-- Prompt --
When you write out the records, keep every word exact and drop the pictures.

[Web page and app entries]
*** Begin section ***

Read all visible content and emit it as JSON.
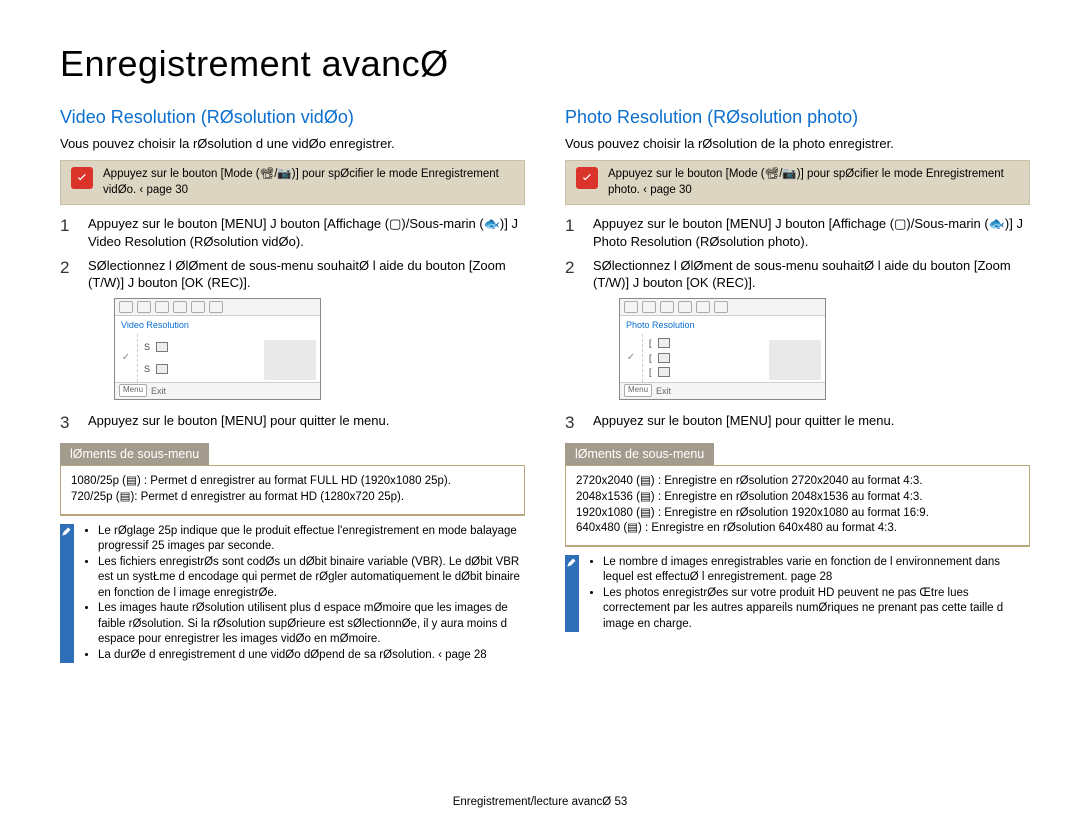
{
  "page_title": "Enregistrement avancØ",
  "footer": "Enregistrement/lecture avancØ 53",
  "left": {
    "heading": "Video Resolution (RØsolution vidØo)",
    "intro": "Vous pouvez choisir la rØsolution d une vidØo   enregistrer.",
    "tip": "Appuyez sur le bouton [Mode (📽/📷)] pour spØcifier le mode Enregistrement vidØo. ‹ page 30",
    "steps": {
      "s1": "Appuyez sur le bouton [MENU] J bouton [Affichage (▢)/Sous-marin (🐟)] J Video Resolution (RØsolution vidØo).",
      "s2": "SØlectionnez l ØlØment de sous-menu souhaitØ   l aide du bouton [Zoom (T/W)]  J bouton [OK (REC)].",
      "s3": "Appuyez sur le bouton [MENU] pour quitter le menu."
    },
    "camera": {
      "title": "Video Resolution",
      "items": [
        "S",
        "S"
      ],
      "exit": "Exit",
      "menu": "Menu"
    },
    "sub_header": "lØments de sous-menu",
    "sub_items": "1080/25p (▤)   : Permet d enregistrer au format FULL HD (1920x1080 25p).\n720/25p (▤): Permet d enregistrer au format HD (1280x720 25p).",
    "note_items": [
      "Le rØglage 25p indique que le produit effectue l'enregistrement en mode balayage progressif   25 images par seconde.",
      "Les fichiers enregistrØs sont codØs   un dØbit binaire variable (VBR). Le dØbit VBR est un systŁme d encodage qui permet de rØgler automatiquement le dØbit binaire en fonction de l image enregistrØe.",
      "Les images   haute rØsolution utilisent plus d espace mØmoire que les images de faible rØsolution. Si la rØsolution supØrieure est sØlectionnØe, il y aura moins d espace pour enregistrer les images vidØo en mØmoire.",
      "La durØe d enregistrement d une vidØo dØpend de sa rØsolution. ‹ page 28"
    ]
  },
  "right": {
    "heading": "Photo Resolution (RØsolution photo)",
    "intro": "Vous pouvez choisir la rØsolution de la photo   enregistrer.",
    "tip": "Appuyez sur le bouton [Mode (📽/📷)] pour spØcifier le mode Enregistrement photo. ‹ page 30",
    "steps": {
      "s1": "Appuyez sur le bouton [MENU] J bouton [Affichage (▢)/Sous-marin (🐟)] J Photo Resolution (RØsolution photo).",
      "s2": "SØlectionnez l ØlØment de sous-menu souhaitØ   l aide du bouton [Zoom (T/W)]  J bouton [OK (REC)].",
      "s3": "Appuyez sur le bouton [MENU] pour quitter le menu."
    },
    "camera": {
      "title": "Photo Resolution",
      "items": [
        "[",
        "[",
        "["
      ],
      "exit": "Exit",
      "menu": "Menu"
    },
    "sub_header": "lØments de sous-menu",
    "sub_items": "2720x2040 (▤) : Enregistre en rØsolution 2720x2040 au format 4:3.\n2048x1536 (▤) : Enregistre en rØsolution 2048x1536 au format 4:3.\n1920x1080 (▤) : Enregistre en rØsolution 1920x1080 au format 16:9.\n640x480 (▤) : Enregistre en rØsolution 640x480 au format 4:3.",
    "note_items": [
      "Le nombre d images enregistrables varie en fonction de l environnement dans lequel est effectuØ l enregistrement. page 28",
      "Les photos enregistrØes sur votre produit HD peuvent ne pas Œtre lues correctement par les autres appareils numØriques ne prenant pas cette taille d image en charge."
    ]
  }
}
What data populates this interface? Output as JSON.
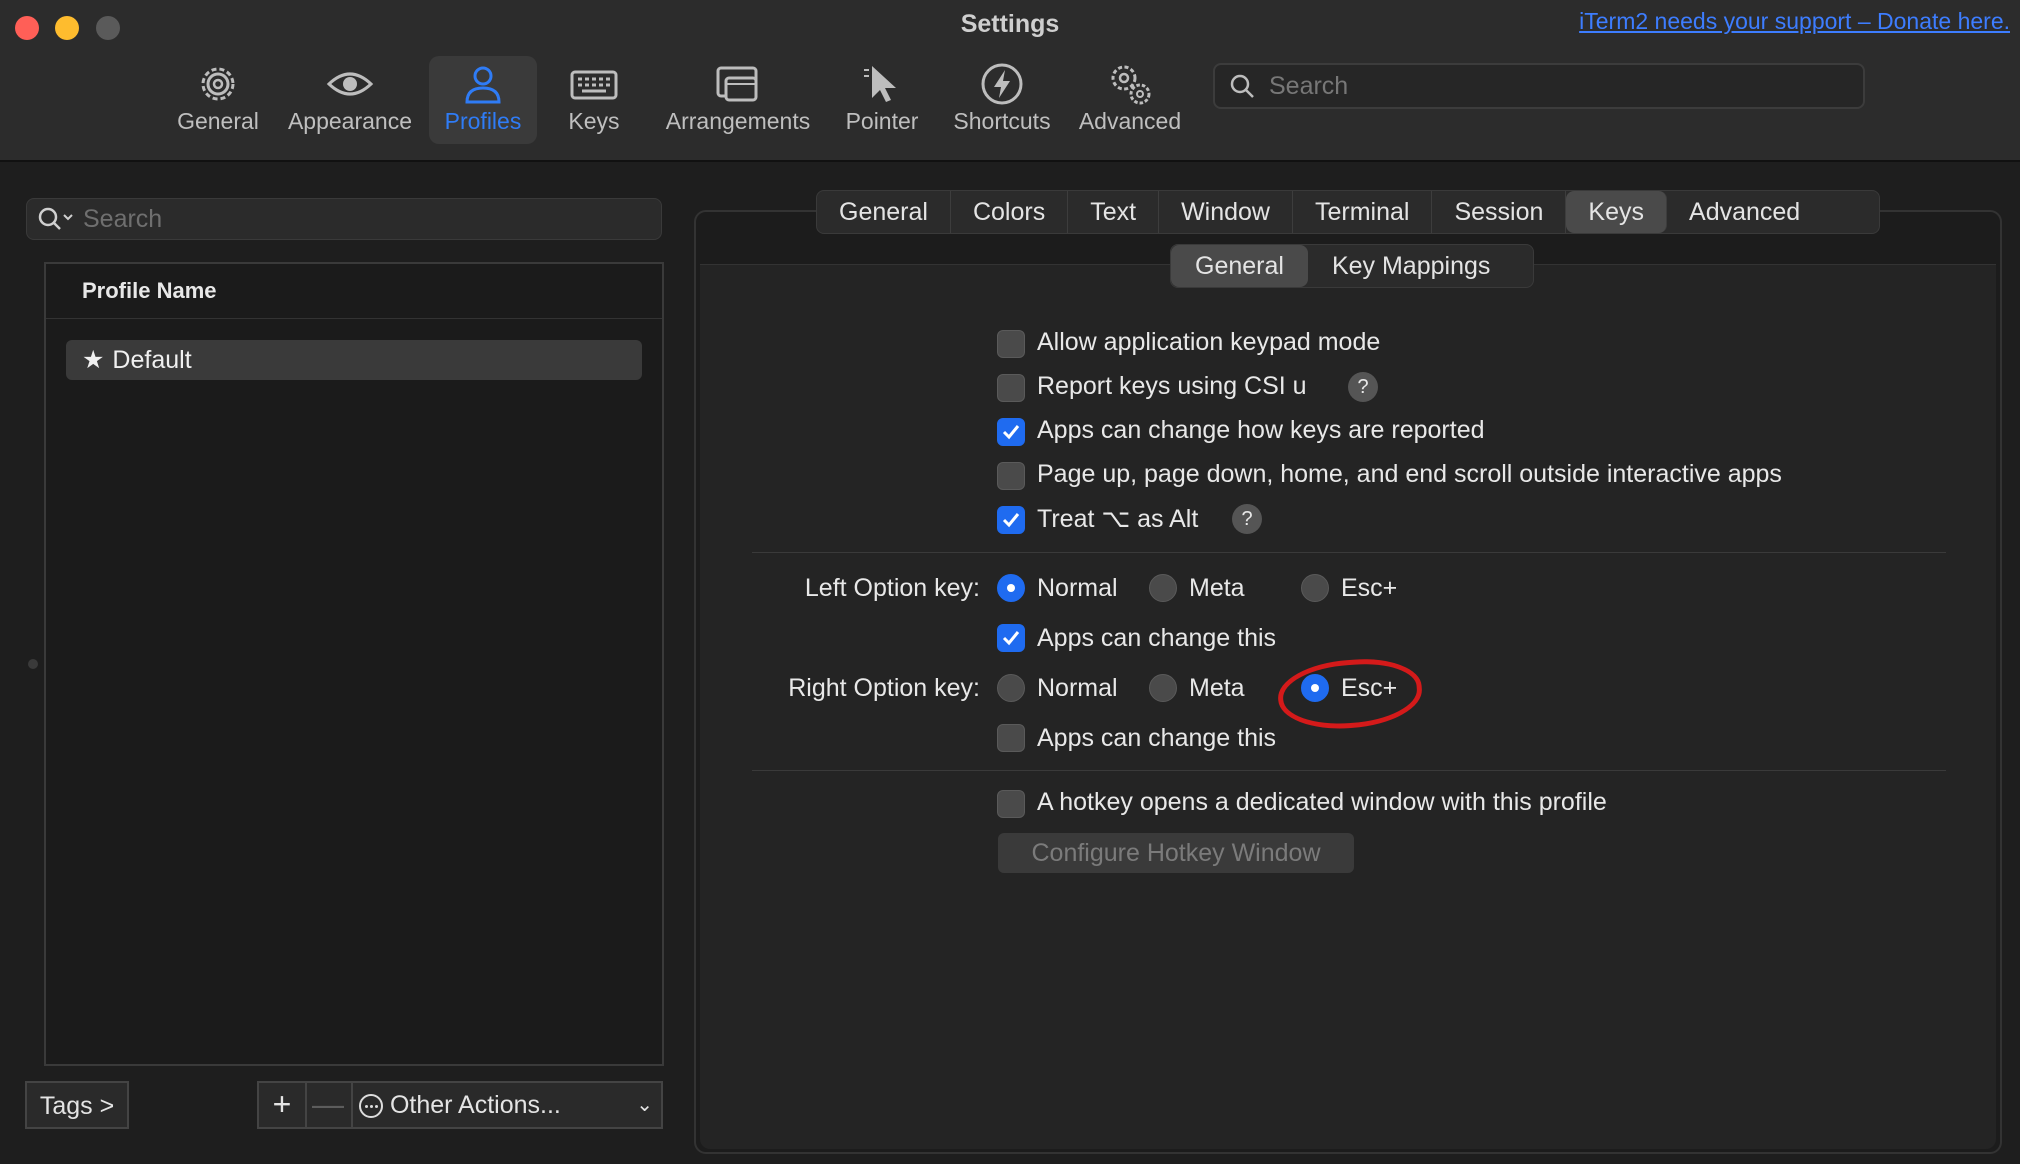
{
  "window": {
    "title": "Settings",
    "donate_link": "iTerm2 needs your support – Donate here."
  },
  "toolbar": {
    "items": [
      {
        "label": "General",
        "icon": "gear-icon"
      },
      {
        "label": "Appearance",
        "icon": "eye-icon"
      },
      {
        "label": "Profiles",
        "icon": "person-icon",
        "active": true
      },
      {
        "label": "Keys",
        "icon": "keyboard-icon"
      },
      {
        "label": "Arrangements",
        "icon": "windows-icon"
      },
      {
        "label": "Pointer",
        "icon": "pointer-icon"
      },
      {
        "label": "Shortcuts",
        "icon": "bolt-icon"
      },
      {
        "label": "Advanced",
        "icon": "gears-icon"
      }
    ],
    "search_placeholder": "Search"
  },
  "profiles": {
    "search_placeholder": "Search",
    "column_header": "Profile Name",
    "items": [
      {
        "name": "Default",
        "icon": "star-icon"
      }
    ],
    "tags_button": "Tags >",
    "add_button": "+",
    "remove_button": "—",
    "other_actions": "Other Actions..."
  },
  "tabs": {
    "items": [
      "General",
      "Colors",
      "Text",
      "Window",
      "Terminal",
      "Session",
      "Keys",
      "Advanced"
    ],
    "active": "Keys"
  },
  "subtabs": {
    "items": [
      "General",
      "Key Mappings"
    ],
    "active": "General"
  },
  "keys_general": {
    "checkboxes": [
      {
        "label": "Allow application keypad mode",
        "checked": false
      },
      {
        "label": "Report keys using CSI u",
        "checked": false,
        "help": "?"
      },
      {
        "label": "Apps can change how keys are reported",
        "checked": true
      },
      {
        "label": "Page up, page down, home, and end scroll outside interactive apps",
        "checked": false
      },
      {
        "label": "Treat ⌥ as Alt",
        "checked": true,
        "help": "?"
      }
    ],
    "left_option": {
      "label": "Left Option key:",
      "options": [
        "Normal",
        "Meta",
        "Esc+"
      ],
      "selected": "Normal",
      "apps_can_change": {
        "label": "Apps can change this",
        "checked": true
      }
    },
    "right_option": {
      "label": "Right Option key:",
      "options": [
        "Normal",
        "Meta",
        "Esc+"
      ],
      "selected": "Esc+",
      "apps_can_change": {
        "label": "Apps can change this",
        "checked": false
      }
    },
    "hotkey": {
      "label": "A hotkey opens a dedicated window with this profile",
      "checked": false
    },
    "configure_hotkey_button": "Configure Hotkey Window"
  },
  "colors": {
    "accent": "#1f6bf0",
    "active_toolbar_label": "#2f7cf6",
    "link": "#3d7dff",
    "annotation": "#d41a1a"
  }
}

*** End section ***

-- Solution to the problem --
Read all visible content and emit it as JSON.
{
  "page_title": "Enregistrement avancØ",
  "footer": "Enregistrement/lecture avancØ 53",
  "left": {
    "heading": "Video Resolution (RØsolution vidØo)",
    "intro": "Vous pouvez choisir la rØsolution d une vidØo   enregistrer.",
    "tip": "Appuyez sur le bouton [Mode (📽/📷)] pour spØcifier le mode Enregistrement vidØo. ‹ page 30",
    "steps": {
      "s1": "Appuyez sur le bouton [MENU] J bouton [Affichage (▢)/Sous-marin (🐟)] J Video Resolution (RØsolution vidØo).",
      "s2": "SØlectionnez l ØlØment de sous-menu souhaitØ   l aide du bouton [Zoom (T/W)]  J bouton [OK (REC)].",
      "s3": "Appuyez sur le bouton [MENU] pour quitter le menu."
    },
    "camera": {
      "title": "Video Resolution",
      "items": [
        "S",
        "S"
      ],
      "exit": "Exit",
      "menu": "Menu"
    },
    "sub_header": "lØments de sous-menu",
    "sub_items": "1080/25p (▤)   : Permet d enregistrer au format FULL HD (1920x1080 25p).\n720/25p (▤): Permet d enregistrer au format HD (1280x720 25p).",
    "note_items": [
      "Le rØglage 25p indique que le produit effectue l'enregistrement en mode balayage progressif   25 images par seconde.",
      "Les fichiers enregistrØs sont codØs   un dØbit binaire variable (VBR). Le dØbit VBR est un systŁme d encodage qui permet de rØgler automatiquement le dØbit binaire en fonction de l image enregistrØe.",
      "Les images   haute rØsolution utilisent plus d espace mØmoire que les images de faible rØsolution. Si la rØsolution supØrieure est sØlectionnØe, il y aura moins d espace pour enregistrer les images vidØo en mØmoire.",
      "La durØe d enregistrement d une vidØo dØpend de sa rØsolution. ‹ page 28"
    ]
  },
  "right": {
    "heading": "Photo Resolution (RØsolution photo)",
    "intro": "Vous pouvez choisir la rØsolution de la photo   enregistrer.",
    "tip": "Appuyez sur le bouton [Mode (📽/📷)] pour spØcifier le mode Enregistrement photo. ‹ page 30",
    "steps": {
      "s1": "Appuyez sur le bouton [MENU] J bouton [Affichage (▢)/Sous-marin (🐟)] J Photo Resolution (RØsolution photo).",
      "s2": "SØlectionnez l ØlØment de sous-menu souhaitØ   l aide du bouton [Zoom (T/W)]  J bouton [OK (REC)].",
      "s3": "Appuyez sur le bouton [MENU] pour quitter le menu."
    },
    "camera": {
      "title": "Photo Resolution",
      "items": [
        "[",
        "[",
        "["
      ],
      "exit": "Exit",
      "menu": "Menu"
    },
    "sub_header": "lØments de sous-menu",
    "sub_items": "2720x2040 (▤) : Enregistre en rØsolution 2720x2040 au format 4:3.\n2048x1536 (▤) : Enregistre en rØsolution 2048x1536 au format 4:3.\n1920x1080 (▤) : Enregistre en rØsolution 1920x1080 au format 16:9.\n640x480 (▤) : Enregistre en rØsolution 640x480 au format 4:3.",
    "note_items": [
      "Le nombre d images enregistrables varie en fonction de l environnement dans lequel est effectuØ l enregistrement. page 28",
      "Les photos enregistrØes sur votre produit HD peuvent ne pas Œtre lues correctement par les autres appareils numØriques ne prenant pas cette taille d image en charge."
    ]
  }
}
What data populates this interface? Output as JSON.
{
  "window": {
    "title": "Settings",
    "donate_link": "iTerm2 needs your support – Donate here."
  },
  "toolbar": {
    "items": [
      {
        "label": "General",
        "icon": "gear-icon"
      },
      {
        "label": "Appearance",
        "icon": "eye-icon"
      },
      {
        "label": "Profiles",
        "icon": "person-icon",
        "active": true
      },
      {
        "label": "Keys",
        "icon": "keyboard-icon"
      },
      {
        "label": "Arrangements",
        "icon": "windows-icon"
      },
      {
        "label": "Pointer",
        "icon": "pointer-icon"
      },
      {
        "label": "Shortcuts",
        "icon": "bolt-icon"
      },
      {
        "label": "Advanced",
        "icon": "gears-icon"
      }
    ],
    "search_placeholder": "Search"
  },
  "profiles": {
    "search_placeholder": "Search",
    "column_header": "Profile Name",
    "items": [
      {
        "name": "Default",
        "icon": "star-icon"
      }
    ],
    "tags_button": "Tags >",
    "add_button": "+",
    "remove_button": "—",
    "other_actions": "Other Actions..."
  },
  "tabs": {
    "items": [
      "General",
      "Colors",
      "Text",
      "Window",
      "Terminal",
      "Session",
      "Keys",
      "Advanced"
    ],
    "active": "Keys"
  },
  "subtabs": {
    "items": [
      "General",
      "Key Mappings"
    ],
    "active": "General"
  },
  "keys_general": {
    "checkboxes": [
      {
        "label": "Allow application keypad mode",
        "checked": false
      },
      {
        "label": "Report keys using CSI u",
        "checked": false,
        "help": "?"
      },
      {
        "label": "Apps can change how keys are reported",
        "checked": true
      },
      {
        "label": "Page up, page down, home, and end scroll outside interactive apps",
        "checked": false
      },
      {
        "label": "Treat ⌥ as Alt",
        "checked": true,
        "help": "?"
      }
    ],
    "left_option": {
      "label": "Left Option key:",
      "options": [
        "Normal",
        "Meta",
        "Esc+"
      ],
      "selected": "Normal",
      "apps_can_change": {
        "label": "Apps can change this",
        "checked": true
      }
    },
    "right_option": {
      "label": "Right Option key:",
      "options": [
        "Normal",
        "Meta",
        "Esc+"
      ],
      "selected": "Esc+",
      "apps_can_change": {
        "label": "Apps can change this",
        "checked": false
      }
    },
    "hotkey": {
      "label": "A hotkey opens a dedicated window with this profile",
      "checked": false
    },
    "configure_hotkey_button": "Configure Hotkey Window"
  },
  "colors": {
    "accent": "#1f6bf0",
    "active_toolbar_label": "#2f7cf6",
    "link": "#3d7dff",
    "annotation": "#d41a1a"
  }
}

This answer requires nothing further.